With areas of West Virginia ravaged by torrential rains and flooding, the IEEE-USA MOVE vehicle was called into action by the American Red Cross to aid struggling residents in the face of tragedy.
The West Virginia flooding has left 26 people dead. Thousands are homeless and without power and other utility services. As many as 60 roads are closed. A number of houses torn from their foundations suffered ruptured natural gas lines. Many caught fire and exploded.

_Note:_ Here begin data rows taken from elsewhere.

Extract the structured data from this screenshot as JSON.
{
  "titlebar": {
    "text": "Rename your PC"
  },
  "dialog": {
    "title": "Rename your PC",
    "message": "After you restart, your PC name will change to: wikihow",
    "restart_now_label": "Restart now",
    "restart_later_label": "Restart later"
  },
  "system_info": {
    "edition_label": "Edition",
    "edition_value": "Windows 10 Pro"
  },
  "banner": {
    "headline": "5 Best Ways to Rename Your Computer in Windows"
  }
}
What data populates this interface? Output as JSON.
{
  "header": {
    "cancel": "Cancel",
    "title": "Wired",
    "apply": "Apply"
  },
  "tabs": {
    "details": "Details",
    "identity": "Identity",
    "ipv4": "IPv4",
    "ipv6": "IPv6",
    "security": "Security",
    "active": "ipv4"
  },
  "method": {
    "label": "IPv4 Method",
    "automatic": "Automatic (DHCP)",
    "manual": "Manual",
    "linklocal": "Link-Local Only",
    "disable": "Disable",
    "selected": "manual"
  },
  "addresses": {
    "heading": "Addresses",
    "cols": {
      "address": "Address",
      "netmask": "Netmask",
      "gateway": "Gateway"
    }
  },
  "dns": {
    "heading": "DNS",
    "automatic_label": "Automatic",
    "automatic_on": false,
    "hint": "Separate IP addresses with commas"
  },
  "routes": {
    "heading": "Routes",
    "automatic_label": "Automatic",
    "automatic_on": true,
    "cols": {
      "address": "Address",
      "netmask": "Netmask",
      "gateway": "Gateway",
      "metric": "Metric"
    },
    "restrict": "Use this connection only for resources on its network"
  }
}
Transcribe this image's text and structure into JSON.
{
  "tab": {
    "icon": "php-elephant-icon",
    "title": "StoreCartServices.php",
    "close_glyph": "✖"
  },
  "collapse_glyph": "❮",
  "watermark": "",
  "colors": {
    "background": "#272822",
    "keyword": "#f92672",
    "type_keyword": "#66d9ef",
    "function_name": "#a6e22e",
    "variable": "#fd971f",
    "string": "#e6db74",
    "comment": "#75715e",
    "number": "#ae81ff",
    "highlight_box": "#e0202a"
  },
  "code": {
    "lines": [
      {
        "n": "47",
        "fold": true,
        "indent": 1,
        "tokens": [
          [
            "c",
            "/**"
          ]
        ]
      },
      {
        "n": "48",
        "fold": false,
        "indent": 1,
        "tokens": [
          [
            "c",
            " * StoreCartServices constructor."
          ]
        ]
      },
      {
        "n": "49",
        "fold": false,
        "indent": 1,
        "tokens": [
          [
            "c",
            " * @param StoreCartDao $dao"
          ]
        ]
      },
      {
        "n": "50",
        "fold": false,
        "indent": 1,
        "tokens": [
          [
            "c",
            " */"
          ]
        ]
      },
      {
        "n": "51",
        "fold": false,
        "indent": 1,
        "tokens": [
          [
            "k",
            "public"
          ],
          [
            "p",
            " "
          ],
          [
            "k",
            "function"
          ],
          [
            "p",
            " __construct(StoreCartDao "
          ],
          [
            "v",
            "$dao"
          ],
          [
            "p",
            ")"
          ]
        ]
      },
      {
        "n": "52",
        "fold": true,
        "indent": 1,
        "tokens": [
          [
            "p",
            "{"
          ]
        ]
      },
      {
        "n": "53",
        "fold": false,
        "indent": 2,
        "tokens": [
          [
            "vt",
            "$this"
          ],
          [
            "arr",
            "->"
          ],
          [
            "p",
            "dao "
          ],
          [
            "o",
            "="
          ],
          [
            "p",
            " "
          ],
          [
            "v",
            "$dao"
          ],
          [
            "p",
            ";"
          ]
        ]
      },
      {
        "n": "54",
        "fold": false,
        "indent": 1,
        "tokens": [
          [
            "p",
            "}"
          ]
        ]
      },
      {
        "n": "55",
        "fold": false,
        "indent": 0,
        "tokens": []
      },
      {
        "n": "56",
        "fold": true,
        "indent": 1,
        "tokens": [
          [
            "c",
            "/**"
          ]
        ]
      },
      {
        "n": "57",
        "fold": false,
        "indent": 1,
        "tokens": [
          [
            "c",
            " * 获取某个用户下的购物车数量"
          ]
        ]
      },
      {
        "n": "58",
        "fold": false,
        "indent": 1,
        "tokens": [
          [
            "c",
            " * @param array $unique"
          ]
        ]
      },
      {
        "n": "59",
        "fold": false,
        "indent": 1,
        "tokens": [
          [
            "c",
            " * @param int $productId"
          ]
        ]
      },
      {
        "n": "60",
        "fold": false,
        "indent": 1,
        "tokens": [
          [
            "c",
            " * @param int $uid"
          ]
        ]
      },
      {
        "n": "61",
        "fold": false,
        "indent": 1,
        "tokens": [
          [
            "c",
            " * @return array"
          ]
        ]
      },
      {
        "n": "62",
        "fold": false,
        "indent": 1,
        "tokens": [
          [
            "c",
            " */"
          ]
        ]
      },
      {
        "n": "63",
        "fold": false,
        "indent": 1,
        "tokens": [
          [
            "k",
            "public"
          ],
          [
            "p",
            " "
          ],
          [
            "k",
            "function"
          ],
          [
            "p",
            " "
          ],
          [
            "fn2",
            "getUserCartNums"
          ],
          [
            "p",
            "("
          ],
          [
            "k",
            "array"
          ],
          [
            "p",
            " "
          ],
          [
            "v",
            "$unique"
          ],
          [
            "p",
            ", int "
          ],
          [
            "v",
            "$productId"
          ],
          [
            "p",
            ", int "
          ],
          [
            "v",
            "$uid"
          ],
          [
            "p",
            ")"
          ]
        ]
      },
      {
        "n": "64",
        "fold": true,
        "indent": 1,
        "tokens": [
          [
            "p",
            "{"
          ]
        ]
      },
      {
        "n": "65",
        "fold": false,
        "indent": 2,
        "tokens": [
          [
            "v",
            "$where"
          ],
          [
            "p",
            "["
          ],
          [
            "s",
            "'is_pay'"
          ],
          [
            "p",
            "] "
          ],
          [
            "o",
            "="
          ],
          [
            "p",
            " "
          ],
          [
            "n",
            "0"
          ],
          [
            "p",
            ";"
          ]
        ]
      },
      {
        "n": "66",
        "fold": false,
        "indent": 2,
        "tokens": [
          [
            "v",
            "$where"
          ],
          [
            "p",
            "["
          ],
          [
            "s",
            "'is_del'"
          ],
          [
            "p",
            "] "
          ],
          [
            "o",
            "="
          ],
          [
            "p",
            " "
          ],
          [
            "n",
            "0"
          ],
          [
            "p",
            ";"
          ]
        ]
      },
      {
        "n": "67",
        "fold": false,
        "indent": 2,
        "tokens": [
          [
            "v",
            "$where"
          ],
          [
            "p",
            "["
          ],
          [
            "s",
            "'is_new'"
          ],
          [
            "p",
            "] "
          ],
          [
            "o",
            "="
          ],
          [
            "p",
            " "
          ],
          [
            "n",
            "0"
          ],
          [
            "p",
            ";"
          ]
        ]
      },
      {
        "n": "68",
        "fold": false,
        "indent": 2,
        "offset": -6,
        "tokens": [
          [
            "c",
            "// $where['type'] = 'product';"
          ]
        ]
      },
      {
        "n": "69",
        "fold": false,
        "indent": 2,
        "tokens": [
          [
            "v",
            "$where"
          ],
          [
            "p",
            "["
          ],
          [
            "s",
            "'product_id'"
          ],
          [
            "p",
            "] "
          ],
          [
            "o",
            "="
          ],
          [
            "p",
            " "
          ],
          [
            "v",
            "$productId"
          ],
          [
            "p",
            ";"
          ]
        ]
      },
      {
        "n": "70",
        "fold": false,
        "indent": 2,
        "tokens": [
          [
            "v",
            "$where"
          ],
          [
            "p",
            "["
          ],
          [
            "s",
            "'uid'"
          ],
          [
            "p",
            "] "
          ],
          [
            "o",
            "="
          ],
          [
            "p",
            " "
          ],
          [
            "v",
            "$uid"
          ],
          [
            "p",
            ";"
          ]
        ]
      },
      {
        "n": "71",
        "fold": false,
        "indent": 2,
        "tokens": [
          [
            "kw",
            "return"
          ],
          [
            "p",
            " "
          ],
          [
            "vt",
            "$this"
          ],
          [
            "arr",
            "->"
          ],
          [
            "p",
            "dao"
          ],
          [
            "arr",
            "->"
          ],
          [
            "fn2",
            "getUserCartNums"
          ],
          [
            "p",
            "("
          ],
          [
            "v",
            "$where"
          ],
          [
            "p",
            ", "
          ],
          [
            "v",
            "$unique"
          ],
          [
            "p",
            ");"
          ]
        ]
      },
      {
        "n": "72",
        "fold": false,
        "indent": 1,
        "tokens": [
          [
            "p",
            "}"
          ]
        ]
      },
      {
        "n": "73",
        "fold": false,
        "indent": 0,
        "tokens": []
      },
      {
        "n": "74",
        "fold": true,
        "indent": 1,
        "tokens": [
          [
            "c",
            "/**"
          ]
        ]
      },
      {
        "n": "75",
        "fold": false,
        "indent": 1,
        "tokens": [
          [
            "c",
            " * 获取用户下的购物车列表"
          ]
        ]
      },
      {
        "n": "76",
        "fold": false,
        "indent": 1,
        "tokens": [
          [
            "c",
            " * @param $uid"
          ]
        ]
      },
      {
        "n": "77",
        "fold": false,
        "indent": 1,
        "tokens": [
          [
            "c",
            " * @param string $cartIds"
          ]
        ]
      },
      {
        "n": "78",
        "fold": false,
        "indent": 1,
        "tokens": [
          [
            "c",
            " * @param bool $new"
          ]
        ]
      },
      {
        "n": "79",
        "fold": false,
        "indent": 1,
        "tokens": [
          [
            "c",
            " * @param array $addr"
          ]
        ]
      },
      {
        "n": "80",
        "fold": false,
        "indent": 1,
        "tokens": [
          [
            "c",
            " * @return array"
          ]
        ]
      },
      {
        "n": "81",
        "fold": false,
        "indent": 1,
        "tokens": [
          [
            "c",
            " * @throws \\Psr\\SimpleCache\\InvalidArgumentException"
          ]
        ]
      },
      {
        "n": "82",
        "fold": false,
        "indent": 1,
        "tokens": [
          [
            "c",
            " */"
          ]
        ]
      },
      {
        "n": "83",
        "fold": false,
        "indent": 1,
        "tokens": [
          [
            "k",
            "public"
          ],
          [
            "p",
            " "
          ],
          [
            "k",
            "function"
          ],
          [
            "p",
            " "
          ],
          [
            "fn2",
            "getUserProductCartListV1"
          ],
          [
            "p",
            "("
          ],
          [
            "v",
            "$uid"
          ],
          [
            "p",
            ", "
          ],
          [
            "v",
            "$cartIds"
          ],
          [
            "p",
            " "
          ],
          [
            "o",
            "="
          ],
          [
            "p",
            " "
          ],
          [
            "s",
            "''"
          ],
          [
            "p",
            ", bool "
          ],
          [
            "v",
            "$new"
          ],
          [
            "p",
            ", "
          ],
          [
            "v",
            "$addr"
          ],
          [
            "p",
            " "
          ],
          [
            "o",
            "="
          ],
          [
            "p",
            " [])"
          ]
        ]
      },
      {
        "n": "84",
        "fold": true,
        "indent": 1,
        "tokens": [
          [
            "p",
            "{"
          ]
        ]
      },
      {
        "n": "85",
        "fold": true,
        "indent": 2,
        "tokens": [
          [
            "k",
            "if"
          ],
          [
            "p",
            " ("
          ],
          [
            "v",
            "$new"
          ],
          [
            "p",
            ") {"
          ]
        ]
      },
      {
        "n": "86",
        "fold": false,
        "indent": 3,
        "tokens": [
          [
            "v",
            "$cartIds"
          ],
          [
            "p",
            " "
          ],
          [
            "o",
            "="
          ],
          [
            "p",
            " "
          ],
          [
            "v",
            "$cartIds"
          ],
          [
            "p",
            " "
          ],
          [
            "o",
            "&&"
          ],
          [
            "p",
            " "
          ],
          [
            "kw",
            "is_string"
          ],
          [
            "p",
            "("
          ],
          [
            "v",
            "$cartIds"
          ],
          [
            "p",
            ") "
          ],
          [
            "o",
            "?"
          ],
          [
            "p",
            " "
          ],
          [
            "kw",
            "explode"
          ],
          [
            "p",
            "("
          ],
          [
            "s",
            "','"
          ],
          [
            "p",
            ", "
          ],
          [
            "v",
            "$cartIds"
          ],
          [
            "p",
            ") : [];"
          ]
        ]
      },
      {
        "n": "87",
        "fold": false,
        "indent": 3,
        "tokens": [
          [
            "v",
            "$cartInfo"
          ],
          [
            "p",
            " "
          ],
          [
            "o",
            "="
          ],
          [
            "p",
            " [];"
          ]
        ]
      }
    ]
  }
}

“In a matter of minutes, raging flood waters displaced people and dramatically altered their lives. Even now, the water lines on the trees show the incredible depth of the historic flooding,” MOVE program director Mary Ellen Randall said. “As IEEE volunteers we are honored to lend a hand to the recovery efforts.”
The MOVE truck is in the areas surrounding Charleston, W.Va. It is the vehicle’s first disaster-relief deployment. Its three primary functions are:
- Keeping relief workers’ cell phones charged
- Bringing much-needed technology assets to the field
- Providing temporary technology infrastructure so people can connect and communicate
The MOVE vehicle features a satellite system for wireless Internet access. The truck boasts a solar-paneled roof and carries a 10-kilowatt generator and rechargeable batteries for storing energy. This allows hundreds of portable power banks to be recharged simultaneously.
“Because of the MOVE truck, the Red Cross can bridge the communication gap for folks in the middle of this disaster,” said Barry Porter, regional chief executive officer of the Red Cross in Eastern North Carolina. “People can use the vehicle’s Internet to connect family members, and its generator is able to charge cell phones and laptops.
“IEEE is helping the Red Cross to alleviate some stressors for folks in an emergency situation.”
IEEE-USA volunteers were asked Saturday to bring MOVE to West Virginia. They arrived Sunday night and have been assisting other volunteers from around the country. The vehicle only travels to disaster areas at the request of the Red Cross. It made its public debut in early April.
The MOVE Community Outreach initiative is funded by IEEE-USA and the IEEE Foundation. Donations to cover operating costs are welcome. https://ieeefoundation.org/move.
IEEE-USA serves the public good and promotes the careers and public policy interests of nearly 200,000 engineering, computing and technology professionals who are U.S. members of IEEE.